• **App and web page records**
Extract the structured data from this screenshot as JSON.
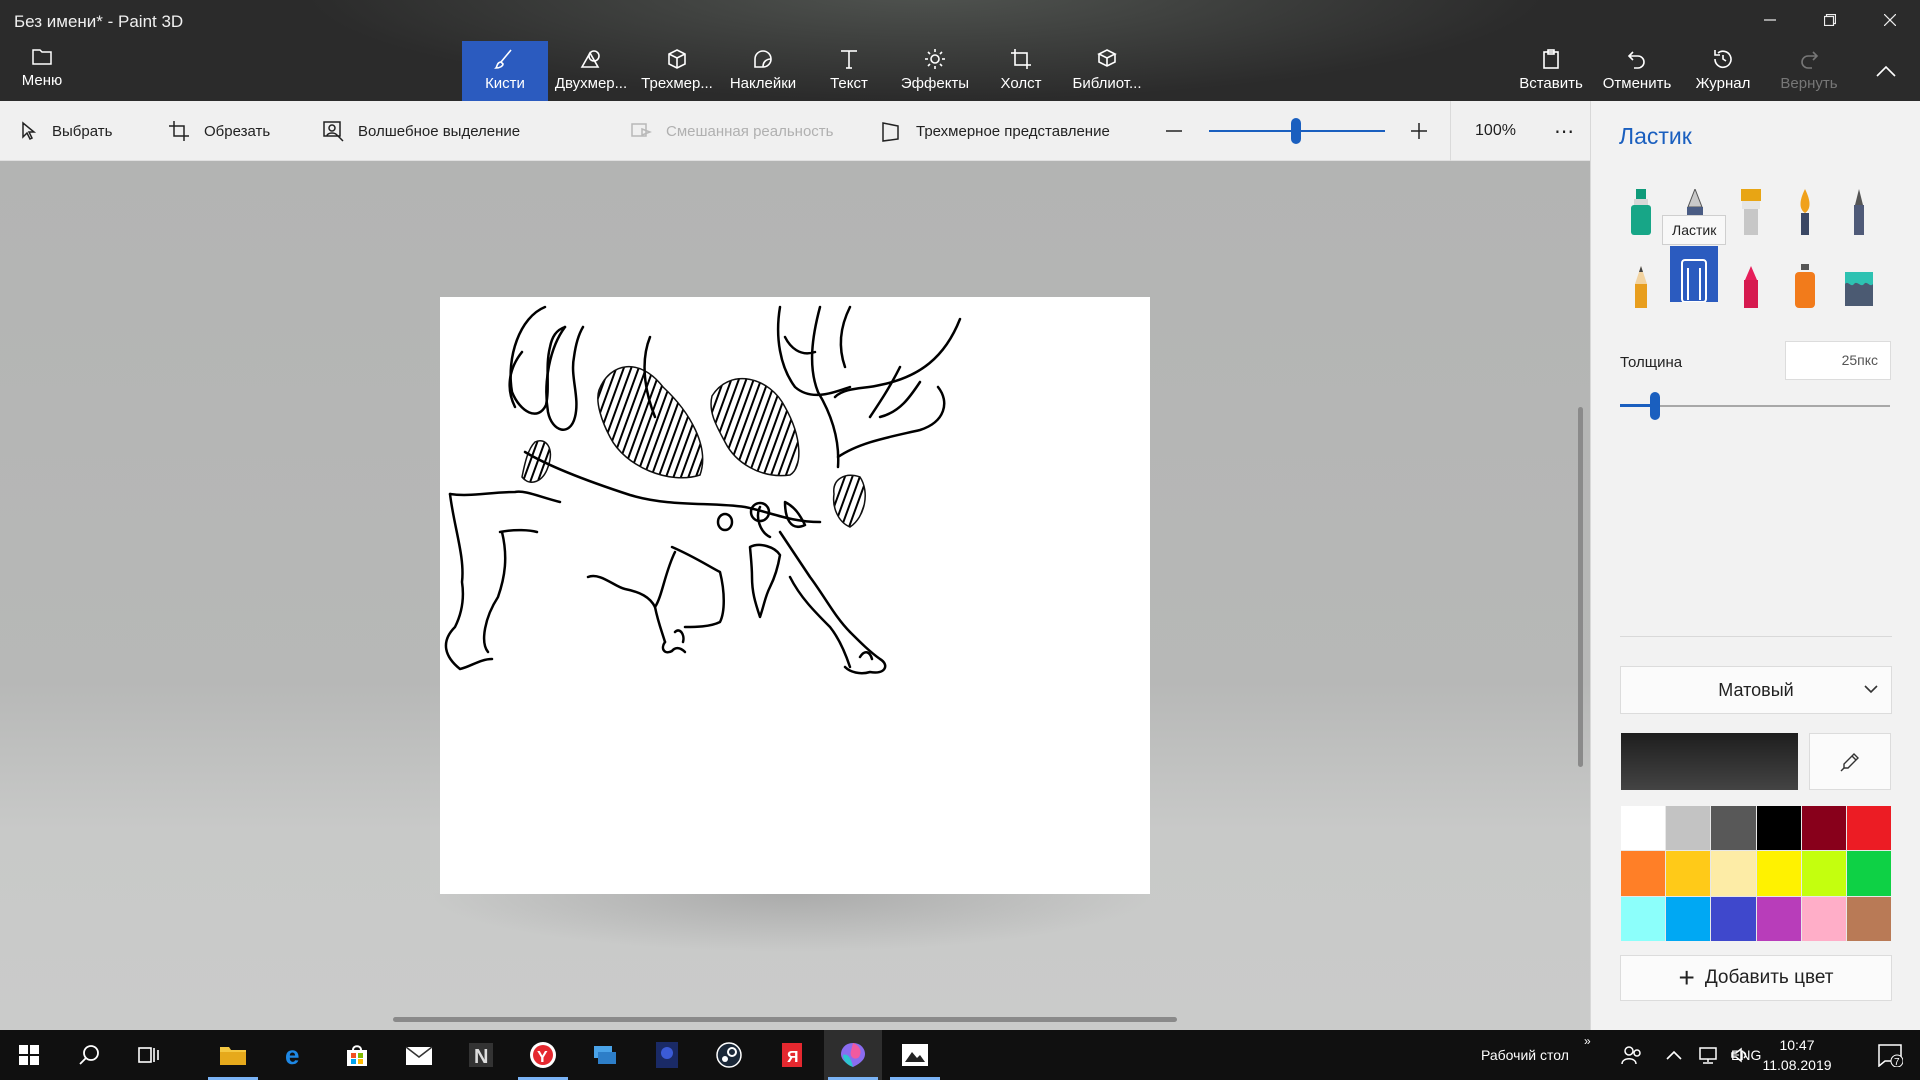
{
  "window": {
    "title": "Без имени* - Paint 3D"
  },
  "menu": {
    "label": "Меню"
  },
  "top_tools": [
    {
      "id": "brushes",
      "label": "Кисти",
      "icon": "brush-icon",
      "active": true
    },
    {
      "id": "2d",
      "label": "Двухмер...",
      "icon": "shapes-2d-icon",
      "active": false
    },
    {
      "id": "3d",
      "label": "Трехмер...",
      "icon": "cube-icon",
      "active": false
    },
    {
      "id": "stickers",
      "label": "Наклейки",
      "icon": "sticker-icon",
      "active": false
    },
    {
      "id": "text",
      "label": "Текст",
      "icon": "text-icon",
      "active": false
    },
    {
      "id": "effects",
      "label": "Эффекты",
      "icon": "effects-icon",
      "active": false
    },
    {
      "id": "canvas",
      "label": "Холст",
      "icon": "canvas-icon",
      "active": false
    },
    {
      "id": "library",
      "label": "Библиот...",
      "icon": "library-icon",
      "active": false
    }
  ],
  "actions": {
    "paste": "Вставить",
    "undo": "Отменить",
    "history": "Журнал",
    "redo": "Вернуть"
  },
  "subtoolbar": {
    "select": "Выбрать",
    "crop": "Обрезать",
    "magic_select": "Волшебное выделение",
    "mixed_reality": "Смешанная реальность",
    "view_3d": "Трехмерное представление",
    "zoom": "100%",
    "zoom_level": 0.57
  },
  "panel": {
    "title": "Ластик",
    "tooltip": "Ластик",
    "brushes": [
      {
        "name": "marker-brush-icon",
        "selected": false
      },
      {
        "name": "calligraphy-pen-brush-icon",
        "selected": false
      },
      {
        "name": "oil-brush-icon",
        "selected": false
      },
      {
        "name": "watercolor-brush-icon",
        "selected": false
      },
      {
        "name": "pixel-pen-brush-icon",
        "selected": false
      },
      {
        "name": "pencil-brush-icon",
        "selected": false
      },
      {
        "name": "eraser-brush-icon",
        "selected": true
      },
      {
        "name": "crayon-brush-icon",
        "selected": false
      },
      {
        "name": "spray-can-brush-icon",
        "selected": false
      },
      {
        "name": "fill-bucket-icon",
        "selected": false
      }
    ],
    "thickness_label": "Толщина",
    "thickness_value": "25пкс",
    "thickness_level": 0.13,
    "finish": "Матовый",
    "current_color": "#1e1e1e",
    "palette": [
      "#ffffff",
      "#c3c3c3",
      "#585858",
      "#000000",
      "#88001b",
      "#ec1c24",
      "#ff7f27",
      "#ffca18",
      "#fdeca6",
      "#fff200",
      "#c4ff0e",
      "#0ed145",
      "#8cfffb",
      "#00a8f3",
      "#3f48cc",
      "#b83dba",
      "#ffaec8",
      "#b97a56"
    ],
    "add_color": "Добавить цвет"
  },
  "taskbar": {
    "apps": [
      "start-icon",
      "search-icon",
      "task-view-icon",
      "file-explorer-icon",
      "edge-icon",
      "store-icon",
      "mail-icon",
      "notion-icon",
      "yandex-browser-icon",
      "network-app-icon",
      "game-app-icon",
      "steam-icon",
      "yandex-icon",
      "paint-3d-icon",
      "photos-icon"
    ],
    "desktop_label": "Рабочий стол",
    "lang": "ENG",
    "time": "10:47",
    "date": "11.08.2019",
    "notifications": "7"
  }
}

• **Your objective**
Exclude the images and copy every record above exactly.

• **Response to this task**
Extract the structured data from this screenshot as JSON.
{
  "window": {
    "title": "Без имени* - Paint 3D"
  },
  "menu": {
    "label": "Меню"
  },
  "top_tools": [
    {
      "id": "brushes",
      "label": "Кисти",
      "icon": "brush-icon",
      "active": true
    },
    {
      "id": "2d",
      "label": "Двухмер...",
      "icon": "shapes-2d-icon",
      "active": false
    },
    {
      "id": "3d",
      "label": "Трехмер...",
      "icon": "cube-icon",
      "active": false
    },
    {
      "id": "stickers",
      "label": "Наклейки",
      "icon": "sticker-icon",
      "active": false
    },
    {
      "id": "text",
      "label": "Текст",
      "icon": "text-icon",
      "active": false
    },
    {
      "id": "effects",
      "label": "Эффекты",
      "icon": "effects-icon",
      "active": false
    },
    {
      "id": "canvas",
      "label": "Холст",
      "icon": "canvas-icon",
      "active": false
    },
    {
      "id": "library",
      "label": "Библиот...",
      "icon": "library-icon",
      "active": false
    }
  ],
  "actions": {
    "paste": "Вставить",
    "undo": "Отменить",
    "history": "Журнал",
    "redo": "Вернуть"
  },
  "subtoolbar": {
    "select": "Выбрать",
    "crop": "Обрезать",
    "magic_select": "Волшебное выделение",
    "mixed_reality": "Смешанная реальность",
    "view_3d": "Трехмерное представление",
    "zoom": "100%",
    "zoom_level": 0.57
  },
  "panel": {
    "title": "Ластик",
    "tooltip": "Ластик",
    "brushes": [
      {
        "name": "marker-brush-icon",
        "selected": false
      },
      {
        "name": "calligraphy-pen-brush-icon",
        "selected": false
      },
      {
        "name": "oil-brush-icon",
        "selected": false
      },
      {
        "name": "watercolor-brush-icon",
        "selected": false
      },
      {
        "name": "pixel-pen-brush-icon",
        "selected": false
      },
      {
        "name": "pencil-brush-icon",
        "selected": false
      },
      {
        "name": "eraser-brush-icon",
        "selected": true
      },
      {
        "name": "crayon-brush-icon",
        "selected": false
      },
      {
        "name": "spray-can-brush-icon",
        "selected": false
      },
      {
        "name": "fill-bucket-icon",
        "selected": false
      }
    ],
    "thickness_label": "Толщина",
    "thickness_value": "25пкс",
    "thickness_level": 0.13,
    "finish": "Матовый",
    "current_color": "#1e1e1e",
    "palette": [
      "#ffffff",
      "#c3c3c3",
      "#585858",
      "#000000",
      "#88001b",
      "#ec1c24",
      "#ff7f27",
      "#ffca18",
      "#fdeca6",
      "#fff200",
      "#c4ff0e",
      "#0ed145",
      "#8cfffb",
      "#00a8f3",
      "#3f48cc",
      "#b83dba",
      "#ffaec8",
      "#b97a56"
    ],
    "add_color": "Добавить цвет"
  },
  "taskbar": {
    "apps": [
      "start-icon",
      "search-icon",
      "task-view-icon",
      "file-explorer-icon",
      "edge-icon",
      "store-icon",
      "mail-icon",
      "notion-icon",
      "yandex-browser-icon",
      "network-app-icon",
      "game-app-icon",
      "steam-icon",
      "yandex-icon",
      "paint-3d-icon",
      "photos-icon"
    ],
    "desktop_label": "Рабочий стол",
    "lang": "ENG",
    "time": "10:47",
    "date": "11.08.2019",
    "notifications": "7"
  }
}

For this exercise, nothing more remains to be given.